» THE TASK:
Go through each line of the records below and count those with the word "блять"; give only the total.
*****
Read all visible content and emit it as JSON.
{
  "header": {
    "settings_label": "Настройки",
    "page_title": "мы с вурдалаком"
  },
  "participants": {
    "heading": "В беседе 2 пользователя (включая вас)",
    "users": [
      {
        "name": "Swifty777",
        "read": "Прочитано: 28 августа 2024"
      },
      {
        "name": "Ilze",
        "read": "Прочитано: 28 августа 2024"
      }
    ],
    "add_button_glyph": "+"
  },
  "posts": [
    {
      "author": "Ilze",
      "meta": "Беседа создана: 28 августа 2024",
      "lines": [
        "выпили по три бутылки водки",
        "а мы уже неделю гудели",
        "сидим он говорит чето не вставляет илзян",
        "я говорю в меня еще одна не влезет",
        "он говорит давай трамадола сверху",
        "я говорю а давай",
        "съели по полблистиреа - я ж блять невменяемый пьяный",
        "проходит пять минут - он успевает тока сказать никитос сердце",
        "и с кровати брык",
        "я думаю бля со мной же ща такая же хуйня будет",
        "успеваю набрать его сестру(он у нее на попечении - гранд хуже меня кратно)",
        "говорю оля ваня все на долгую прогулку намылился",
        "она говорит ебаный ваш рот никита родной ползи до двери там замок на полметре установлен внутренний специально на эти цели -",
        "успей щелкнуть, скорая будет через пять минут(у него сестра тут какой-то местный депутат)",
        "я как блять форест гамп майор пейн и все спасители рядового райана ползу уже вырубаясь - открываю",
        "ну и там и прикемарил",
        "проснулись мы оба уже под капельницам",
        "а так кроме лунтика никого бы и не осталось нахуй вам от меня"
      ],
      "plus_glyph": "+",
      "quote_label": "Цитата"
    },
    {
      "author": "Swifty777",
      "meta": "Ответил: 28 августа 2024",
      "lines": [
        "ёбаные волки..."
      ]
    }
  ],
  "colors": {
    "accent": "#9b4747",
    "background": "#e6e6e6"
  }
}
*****
» SOLUTION TO THIS EXERCISE:
2